This was the best game Sarr has played this season since the Wooden Legacy Tournament. Hopefully he can continue to play at this level for the rest of the season, because Wake is going to need him to turn things around in ACC play.

The Bad: Turnovers

For the third straight game, Wake Forest failed to take care of the basketball, resulting in a slew of turnovers. Wake’s 18 turnovers against the Hokies was the most since they had 19 against Penn State in early December.

Wake gave the ball away many times with careless lob passes in between 2 or 3 defenders and the Hokies took advantage. Virginia Tech outscored the Deacs in points off turnovers 19-2, which is basically the difference in the game. Manning often says the offense “just has to make shots.” That is an incredibly difficult thing to do when the offense doesn’t even get a shot off.
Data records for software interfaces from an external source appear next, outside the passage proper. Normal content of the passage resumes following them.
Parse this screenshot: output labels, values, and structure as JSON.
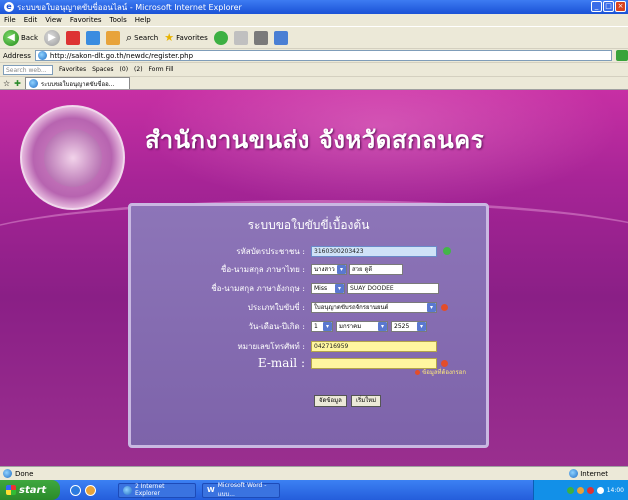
{
  "window": {
    "title": "ระบบขอใบอนุญาตขับขี่ออนไลน์ - Microsoft Internet Explorer",
    "min_label": "_",
    "max_label": "□",
    "close_label": "×"
  },
  "menu": [
    "File",
    "Edit",
    "View",
    "Favorites",
    "Tools",
    "Help"
  ],
  "toolbar": {
    "back_label": "Back",
    "search_label": "Search",
    "favorites_label": "Favorites"
  },
  "address": {
    "label": "Address",
    "url": "http://sakon-dlt.go.th/newdc/register.php"
  },
  "links": {
    "search_placeholder": "Search web...",
    "items": [
      "Favorites",
      "Spaces",
      "(0)",
      "(2)",
      "Form Fill"
    ]
  },
  "tab": {
    "label": "ระบบขอใบอนุญาตขับขี่ออ..."
  },
  "page": {
    "header_title": "สำนักงานขนส่ง  จังหวัดสกลนคร"
  },
  "form": {
    "title": "ระบบขอใบขับขี่เบื้องต้น",
    "id_label": "รหัสบัตรประชาชน :",
    "id_value": "3160300203423",
    "thai_name_label": "ชื่อ-นามสกุล ภาษาไทย :",
    "thai_prefix": "นางสาว",
    "thai_name_value": "สวย ดูดี",
    "eng_name_label": "ชื่อ-นามสกุล ภาษาอังกฤษ :",
    "eng_prefix": "Miss",
    "eng_name_value": "SUAY DOODEE",
    "license_type_label": "ประเภทใบขับขี่ :",
    "license_type_value": "ใบอนุญาตขับรถจักรยานยนต์",
    "birth_label": "วัน-เดือน-ปีเกิด :",
    "birth_day": "1",
    "birth_month": "มกราคม",
    "birth_year": "2525",
    "phone_label": "หมายเลขโทรศัพท์ :",
    "phone_value": "042716959",
    "email_label": "E-mail :",
    "email_value": "",
    "required_note": "ข้อมูลที่ต้องกรอก",
    "submit_label": "จัดข้อมูล",
    "reset_label": "เริ่มใหม่"
  },
  "status": {
    "left": "Done",
    "zone": "Internet"
  },
  "taskbar": {
    "start_label": "start",
    "tasks": [
      "2 Internet Explorer",
      "Microsoft Word - แบบ..."
    ],
    "clock": "14:00"
  }
}
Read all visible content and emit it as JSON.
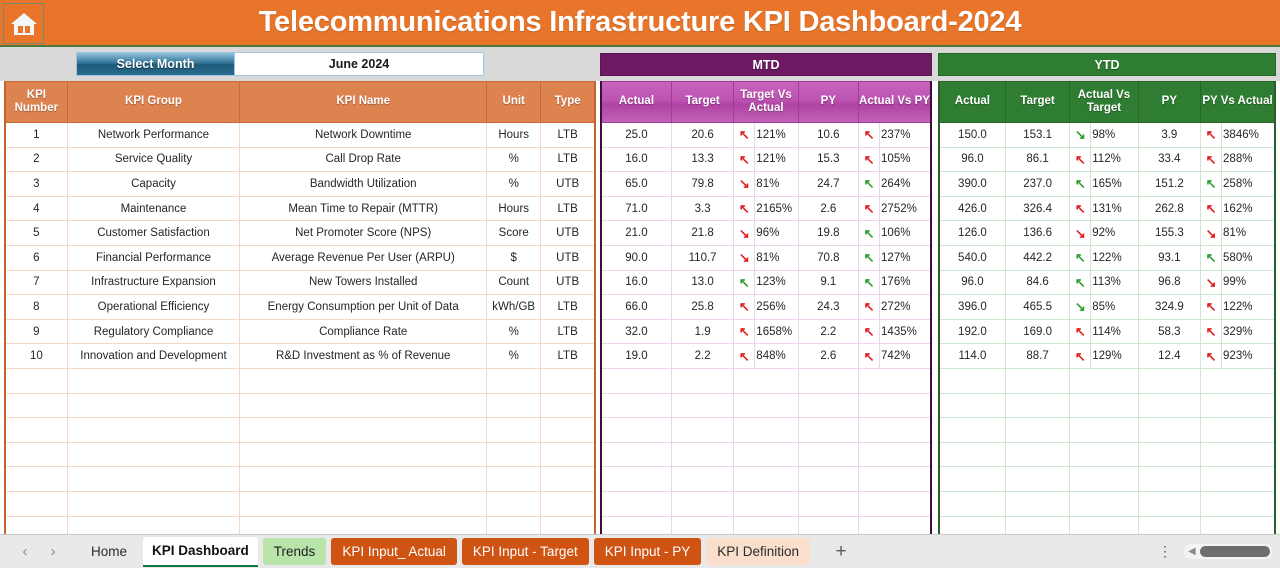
{
  "header": {
    "home_icon": "home-icon",
    "title": "Telecommunications Infrastructure KPI Dashboard-2024"
  },
  "controls": {
    "select_month_label": "Select Month",
    "selected_month": "June 2024"
  },
  "groups": {
    "mtd": "MTD",
    "ytd": "YTD"
  },
  "left_columns": [
    "KPI Number",
    "KPI Group",
    "KPI Name",
    "Unit",
    "Type"
  ],
  "mtd_columns": [
    "Actual",
    "Target",
    "Target Vs Actual",
    "PY",
    "Actual Vs PY"
  ],
  "ytd_columns": [
    "Actual",
    "Target",
    "Actual Vs Target",
    "PY",
    "PY Vs Actual"
  ],
  "rows": [
    {
      "num": "1",
      "group": "Network Performance",
      "name": "Network Downtime",
      "unit": "Hours",
      "type": "LTB",
      "mtd": {
        "actual": "25.0",
        "target": "20.6",
        "tva": "121%",
        "tva_arrow": "up-red",
        "py": "10.6",
        "avp": "237%",
        "avp_arrow": "up-red"
      },
      "ytd": {
        "actual": "150.0",
        "target": "153.1",
        "avt": "98%",
        "avt_arrow": "down-green",
        "py": "3.9",
        "pva": "3846%",
        "pva_arrow": "up-red"
      }
    },
    {
      "num": "2",
      "group": "Service Quality",
      "name": "Call Drop Rate",
      "unit": "%",
      "type": "LTB",
      "mtd": {
        "actual": "16.0",
        "target": "13.3",
        "tva": "121%",
        "tva_arrow": "up-red",
        "py": "15.3",
        "avp": "105%",
        "avp_arrow": "up-red"
      },
      "ytd": {
        "actual": "96.0",
        "target": "86.1",
        "avt": "112%",
        "avt_arrow": "up-red",
        "py": "33.4",
        "pva": "288%",
        "pva_arrow": "up-red"
      }
    },
    {
      "num": "3",
      "group": "Capacity",
      "name": "Bandwidth Utilization",
      "unit": "%",
      "type": "UTB",
      "mtd": {
        "actual": "65.0",
        "target": "79.8",
        "tva": "81%",
        "tva_arrow": "down-red",
        "py": "24.7",
        "avp": "264%",
        "avp_arrow": "up-green"
      },
      "ytd": {
        "actual": "390.0",
        "target": "237.0",
        "avt": "165%",
        "avt_arrow": "up-green",
        "py": "151.2",
        "pva": "258%",
        "pva_arrow": "up-green"
      }
    },
    {
      "num": "4",
      "group": "Maintenance",
      "name": "Mean Time to Repair (MTTR)",
      "unit": "Hours",
      "type": "LTB",
      "mtd": {
        "actual": "71.0",
        "target": "3.3",
        "tva": "2165%",
        "tva_arrow": "up-red",
        "py": "2.6",
        "avp": "2752%",
        "avp_arrow": "up-red"
      },
      "ytd": {
        "actual": "426.0",
        "target": "326.4",
        "avt": "131%",
        "avt_arrow": "up-red",
        "py": "262.8",
        "pva": "162%",
        "pva_arrow": "up-red"
      }
    },
    {
      "num": "5",
      "group": "Customer Satisfaction",
      "name": "Net Promoter Score (NPS)",
      "unit": "Score",
      "type": "UTB",
      "mtd": {
        "actual": "21.0",
        "target": "21.8",
        "tva": "96%",
        "tva_arrow": "down-red",
        "py": "19.8",
        "avp": "106%",
        "avp_arrow": "up-green"
      },
      "ytd": {
        "actual": "126.0",
        "target": "136.6",
        "avt": "92%",
        "avt_arrow": "down-red",
        "py": "155.3",
        "pva": "81%",
        "pva_arrow": "down-red"
      }
    },
    {
      "num": "6",
      "group": "Financial Performance",
      "name": "Average Revenue Per User (ARPU)",
      "unit": "$",
      "type": "UTB",
      "mtd": {
        "actual": "90.0",
        "target": "110.7",
        "tva": "81%",
        "tva_arrow": "down-red",
        "py": "70.8",
        "avp": "127%",
        "avp_arrow": "up-green"
      },
      "ytd": {
        "actual": "540.0",
        "target": "442.2",
        "avt": "122%",
        "avt_arrow": "up-green",
        "py": "93.1",
        "pva": "580%",
        "pva_arrow": "up-green"
      }
    },
    {
      "num": "7",
      "group": "Infrastructure Expansion",
      "name": "New Towers Installed",
      "unit": "Count",
      "type": "UTB",
      "mtd": {
        "actual": "16.0",
        "target": "13.0",
        "tva": "123%",
        "tva_arrow": "up-green",
        "py": "9.1",
        "avp": "176%",
        "avp_arrow": "up-green"
      },
      "ytd": {
        "actual": "96.0",
        "target": "84.6",
        "avt": "113%",
        "avt_arrow": "up-green",
        "py": "96.8",
        "pva": "99%",
        "pva_arrow": "down-red"
      }
    },
    {
      "num": "8",
      "group": "Operational Efficiency",
      "name": "Energy Consumption per Unit of Data",
      "unit": "kWh/GB",
      "type": "LTB",
      "mtd": {
        "actual": "66.0",
        "target": "25.8",
        "tva": "256%",
        "tva_arrow": "up-red",
        "py": "24.3",
        "avp": "272%",
        "avp_arrow": "up-red"
      },
      "ytd": {
        "actual": "396.0",
        "target": "465.5",
        "avt": "85%",
        "avt_arrow": "down-green",
        "py": "324.9",
        "pva": "122%",
        "pva_arrow": "up-red"
      }
    },
    {
      "num": "9",
      "group": "Regulatory Compliance",
      "name": "Compliance Rate",
      "unit": "%",
      "type": "LTB",
      "mtd": {
        "actual": "32.0",
        "target": "1.9",
        "tva": "1658%",
        "tva_arrow": "up-red",
        "py": "2.2",
        "avp": "1435%",
        "avp_arrow": "up-red"
      },
      "ytd": {
        "actual": "192.0",
        "target": "169.0",
        "avt": "114%",
        "avt_arrow": "up-red",
        "py": "58.3",
        "pva": "329%",
        "pva_arrow": "up-red"
      }
    },
    {
      "num": "10",
      "group": "Innovation and Development",
      "name": "R&D Investment as % of Revenue",
      "unit": "%",
      "type": "LTB",
      "mtd": {
        "actual": "19.0",
        "target": "2.2",
        "tva": "848%",
        "tva_arrow": "up-red",
        "py": "2.6",
        "avp": "742%",
        "avp_arrow": "up-red"
      },
      "ytd": {
        "actual": "114.0",
        "target": "88.7",
        "avt": "129%",
        "avt_arrow": "up-red",
        "py": "12.4",
        "pva": "923%",
        "pva_arrow": "up-red"
      }
    }
  ],
  "empty_row_count": 7,
  "tabs": [
    {
      "label": "Home",
      "style": "plain"
    },
    {
      "label": "KPI Dashboard",
      "style": "active"
    },
    {
      "label": "Trends",
      "style": "green"
    },
    {
      "label": "KPI Input_ Actual",
      "style": "orange"
    },
    {
      "label": "KPI Input - Target",
      "style": "orange"
    },
    {
      "label": "KPI Input - PY",
      "style": "orange"
    },
    {
      "label": "KPI Definition",
      "style": "peach"
    }
  ],
  "tabbar": {
    "prev_icon": "chevron-left-icon",
    "next_icon": "chevron-right-icon",
    "add_sheet_label": "+",
    "kebab_icon": "more-options-icon",
    "scroll_left_icon": "scroll-left-icon"
  },
  "colors": {
    "title_bg": "#e8752a",
    "left_header": "#dd8350",
    "mtd_header": "#6d1a63",
    "mtd_subheader": "#bb52b0",
    "ytd_header": "#2f7d32",
    "arrow_red": "#e02020",
    "arrow_green": "#2f9e2f"
  }
}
The Deacs are currently 290th in the nation in turnovers per game with 15.1 and 280th in assist/turnover ratio with a whopping 0.84. That is #NotGoodDino.

The Ugly: Attendance

I don’t really know any other way to say this—the Wake Forest basketball fan base is completely gone. In the last 3 home games, the Deacs have had attendances of 4,873 against VT at 9pm, 5,277 against #10 FSU at 7:30pm, and 5,156 against NC A&T at 12pm. Combined, the last 3 home games would barely fill the 14,665 capacity of the Joel 1 time. The only game this season that has even managed to have an attendance of over 6,000 was the 6,118 against NC State, solely due to the number of Wolfpack fans in the coliseum.

The last time Wake Forest finished the season with a winning record in the ACC was the 2009-10 season, exactly 10 years ago. Since then, Wake is 123-177 overall (.412) and 42-122 in the ACC (.256). After a decade of mediocrity, it seems most of the fans have finally moved from dissatisfaction to straight up apathy (look no farther than this website, where lifelong, die hard fans admit that they don’t even remember when games are anymore). As far as sports go, there isn’t much worse than a fanbase that no longer cares.